began to orient itself in a way that dramatically improved the battery’s
did not expect this to happen when we first started working with the material,
but the anode spontaneously adopted the best structure,” Rajh says.
“There’s an internal kind of plasticity to the system that allows it to
change as the battery gets cycled.”
to Argonne nanoscientist Hui Xiong, who worked
with Rajh to develop the new anode material, titanium dioxide seemed like it
would be unlikely to adequately substitute for graphite. “We started with
a material that we never thought would have provided a functional use, and it
turned into something that gave us the best result possible,” she says.
One of the
other researchers in Rajh’s group, Sanja Tepavcevic, has adopted a similar
approach to make a self-improving structure for a sodium-ion nanobattery.
is highly unusual material behavior,” adds Jeff Chamberlain, an Argonne chemist who leads the laboratory’s energy storage
major initiative. “We’re seeing some nanoscale phase transitions that are
very interesting from a scientific standpoint, and it is the deeper
understanding of these materials’ behaviors that will unlock mysteries of
materials that are used in electrical energy storage systems.”
that titanium dioxide seemed like an implausible solution for battery
development lies in the amorphous nature of the material. Because amorphous
materials have no internal order, they lack the special electronic properties
of highly ordered crystalline materials. However, amorphous materials have not
been known to undergo such profound structural transformations during cycling,
according to Rajh. Most of the known battery materials undergo the opposite
transition: they start out as highly crystalline and pulverize to an amorphous
state upon cycling.
anodes composed of titanium dioxide instead of graphite also improves the
reliability and safety of lithium-ion batteries. In certain cases, lithium can
work its way out of solution and deposit on the graphite anodes, causing a

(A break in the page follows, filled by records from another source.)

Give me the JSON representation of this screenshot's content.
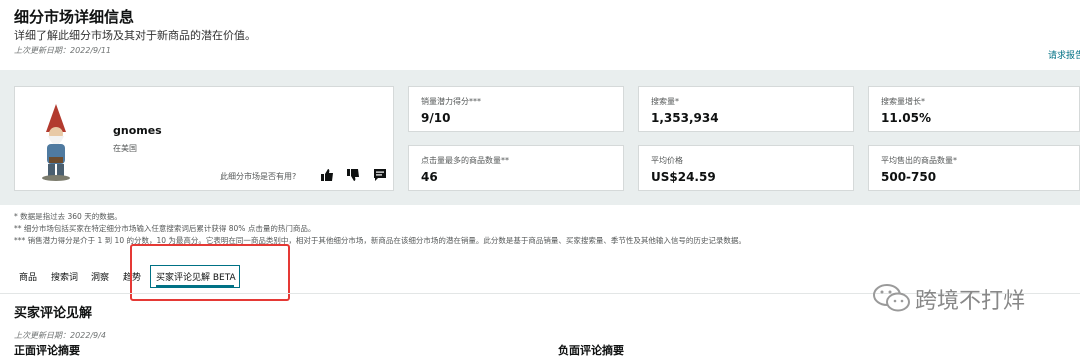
{
  "header": {
    "title": "细分市场详细信息",
    "subtitle": "详细了解此细分市场及其对于新商品的潜在价值。",
    "updated": "上次更新日期：2022/9/11",
    "request_link": "请求报告"
  },
  "product": {
    "name": "gnomes",
    "region": "在美国",
    "helpful_question": "此细分市场是否有用?"
  },
  "metrics": [
    {
      "label": "销量潜力得分***",
      "value": "9/10"
    },
    {
      "label": "搜索量*",
      "value": "1,353,934"
    },
    {
      "label": "搜索量增长*",
      "value": "11.05%"
    },
    {
      "label": "点击量最多的商品数量**",
      "value": "46"
    },
    {
      "label": "平均价格",
      "value": "US$24.59"
    },
    {
      "label": "平均售出的商品数量*",
      "value": "500-750"
    }
  ],
  "notes": [
    "* 数据是指过去 360 天的数据。",
    "** 细分市场包括买家在特定细分市场输入任意搜索词后累计获得 80% 点击量的热门商品。",
    "*** 销售潜力得分是介于 1 到 10 的分数，10 为最高分。它表明在同一商品类别中，相对于其他细分市场，新商品在该细分市场的潜在销量。此分数是基于商品销量、买家搜索量、季节性及其他输入信号的历史记录数据。"
  ],
  "tabs": [
    "商品",
    "搜索词",
    "洞察",
    "趋势",
    "买家评论见解 BETA"
  ],
  "section": {
    "title": "买家评论见解",
    "updated": "上次更新日期：2022/9/4",
    "left_heading": "正面评论摘要",
    "right_heading": "负面评论摘要"
  },
  "watermark": {
    "text": "跨境不打烊",
    "icon": "wechat-icon"
  },
  "colors": {
    "accent": "#007185",
    "highlight": "#e53935",
    "band": "#e9eeee"
  }
}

dangerous chain reaction known as thermal runaway. “Every type of test
we’ve conducted on titanium anodes has shown them to be exceptionally
safe,” Chamberlain says.
The Argonne discovery came from
collaboration between two of the laboratory’s flagship user facilities: the Center
for Nanoscale Materials and the Advanced Photon Source. By combining
nanofabrication techniques with high-intensity X-rays to characterize the
nanotubes, the Argonne researchers were able to
quickly observe this unusual behavior.